Rehabilitation of Patients With Modic Changes in the Lumbar Spine
The purpose of this study is to compare patients with low back pain (LBP) and Modic Changes from The Backcenter Funen, Ringe:
To compare the effect of two types of non-operative treatments:
A. exercise and advice to be physically active
B. restitution and advice not to overload the spine
- To investigate if the results of the treatment are influenced by gender, age, smoking, and physical load.
|Study Design:||Allocation: Randomized
Intervention Model: Parallel Assignment
Masking: Single Blind (Outcomes Assessor)
Primary Purpose: Treatment
|Official Title:||Rehabilitation of Patients With Modic Changes in the Lumbar Spine - a Randomized Controlled Trial|
- The primary outcome measure is actual LBP, as measured with an "11 point box scale". [ Time Frame: 10 weeks and 12 months ]
- General Health, as measured with the EQ-5D (EuroQol) [ Time Frame: 10 weeks and 12 months ]
- General improvement, as measured with two global instruments a 7-point transition question and an assessment score consisting of a "bothersomeness index" [ Time Frame: 10 weeks and 12 months ]
- Physical functions measured with "Roland Morris Disability Questionnaire" [ Time Frame: 10 weeks and 12 months ]
|Study Start Date:||March 2007|
|Study Completion Date:||September 2011|
|Primary Completion Date:||September 2011 (Final data collection date for primary outcome measure)|

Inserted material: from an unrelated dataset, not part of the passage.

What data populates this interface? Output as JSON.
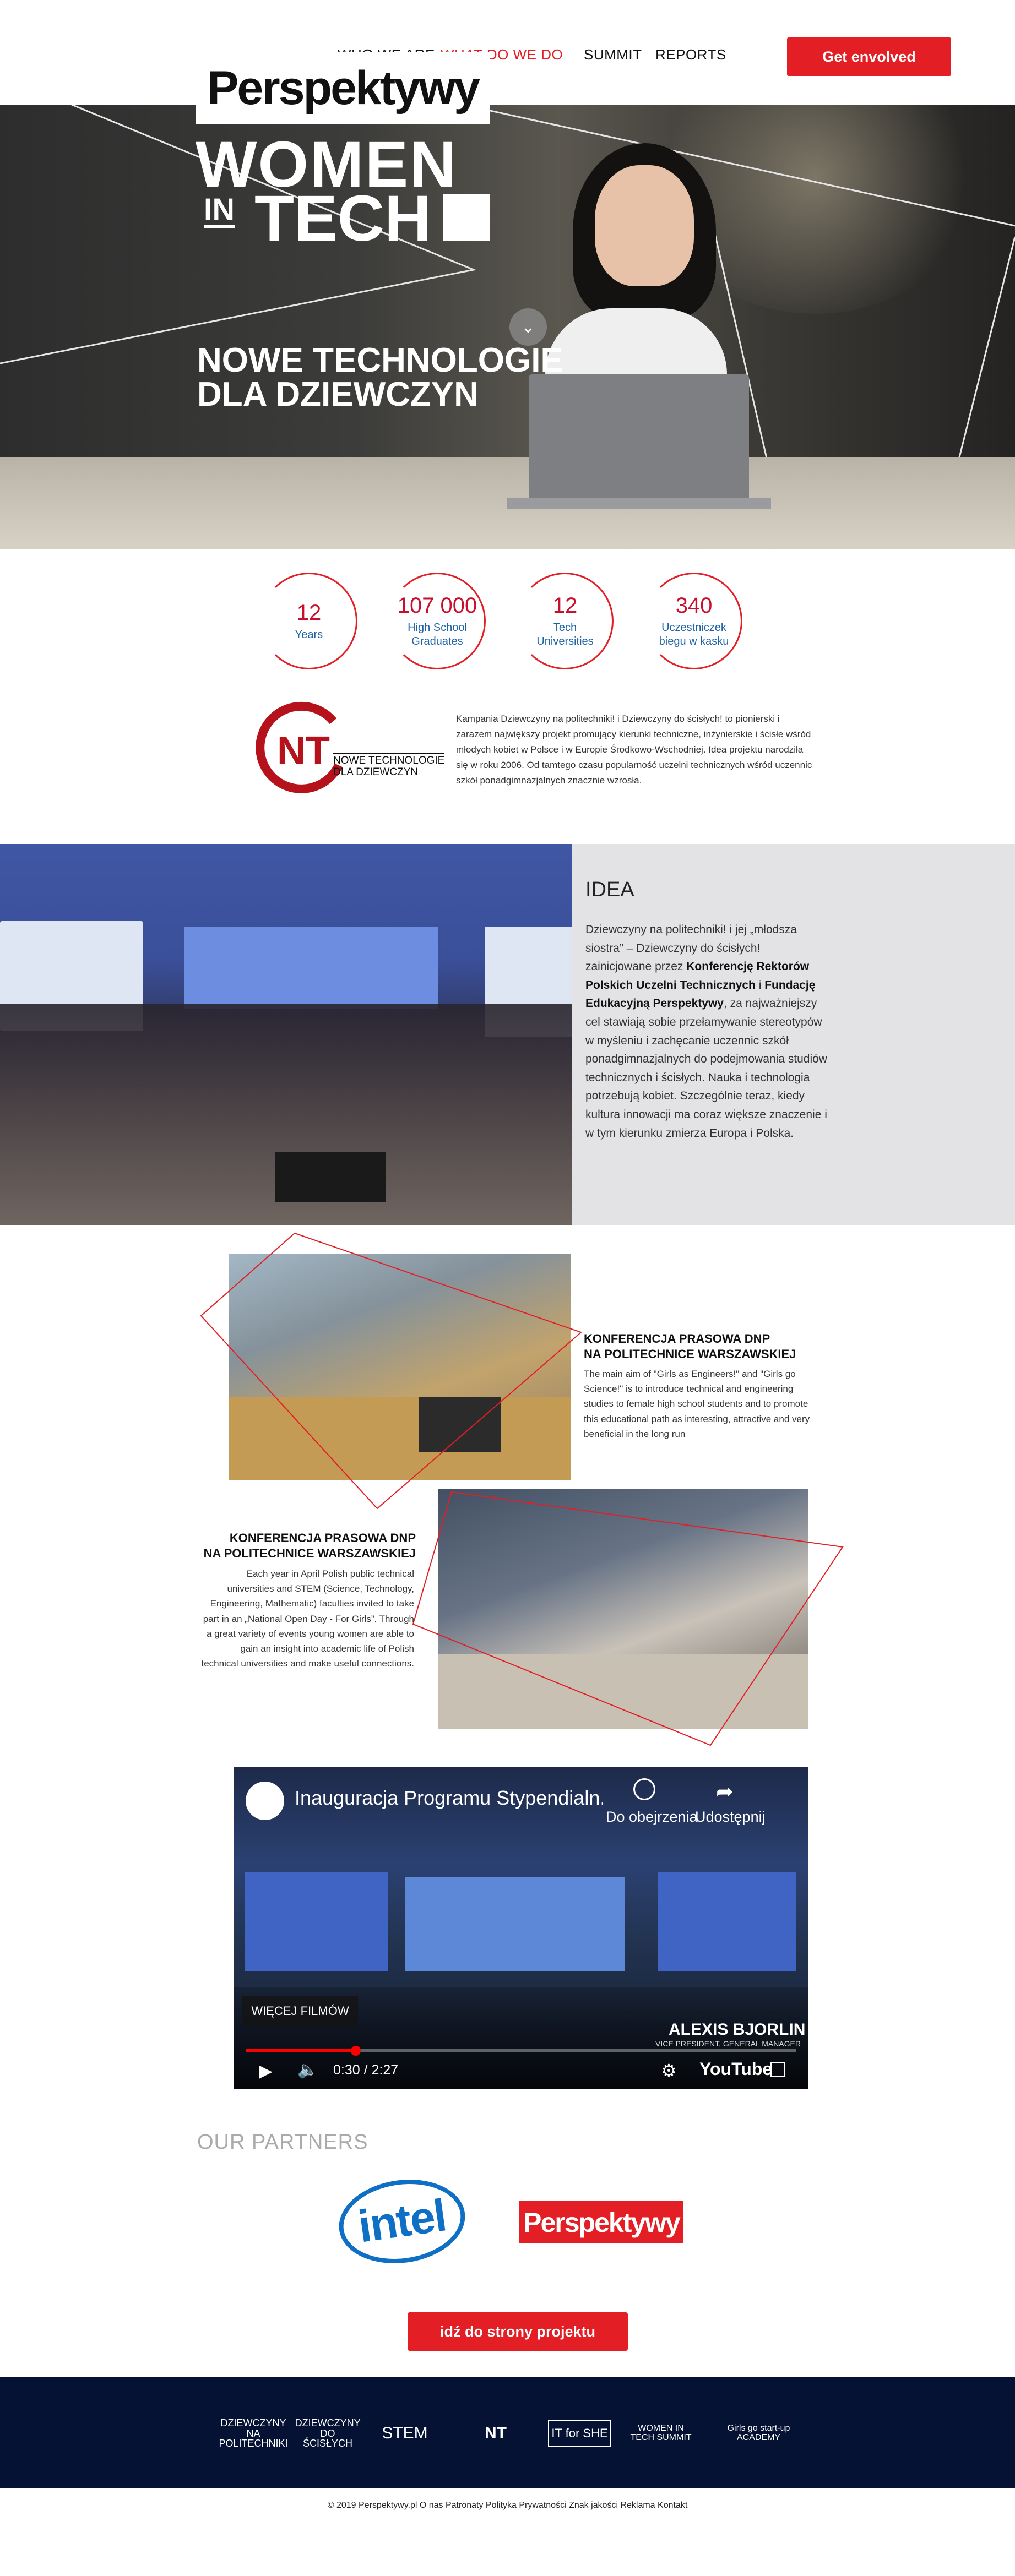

Active Comparator: Exercise and advise to stay active
The exercise group received exercises for the stabilising muscles in the low back and abdomen together with dynamic exercises, exercises for postural instability and light physical fitness training.
Back exercise: At home every day. In groups once a week. Duration 10 weeks.
Experimental: Rest and use of flexible lumbar belt
The rest group was instructed to avoid hard physical activity and to rest twice daily for one hour, by lying down
Restitution: At home 2 times one hour. Meetings every 2 weeks. Duration 10 weeks.
The clinical experience is that many patients with Modic changes have relatively severe and persistent LBP, which typically appears to be resistant to treatment. Furthermore, a retrospective study at The Backcenter Funen, Ringe, shows that patients with MC fail to improve engaging physical activity. This is unfortunate, because the typical rehabilitation for patients with persistent LBP is back exercises and information about keeping physically active. This means that this relatively large subgroup of patients with Modic changes probably does not improve with the rehabilitation tools used today.
A randomised controlled trial has therefore been designed to study the specific subgroup of patients with Modic changes. In this study we will compare the present "state-of-the art" rehabilitation approach to persistent LBP (namely to exercise and keep active) with a new concept (restitution). The justification for this is that restitution reduces mechanical stress on the vertebrae and therefore would allow heeling of the possible micro fractures in Modic changes.
Please refer to this study by its ClinicalTrials.gov identifier: NCT00454792
|Spine Centre of Southern Denmark|
|Middelfart, Denmark, 5500|
|Study Chair:||Claus Manniche, Prof.Dr.Med.||Spine Centre of Southern Denmark|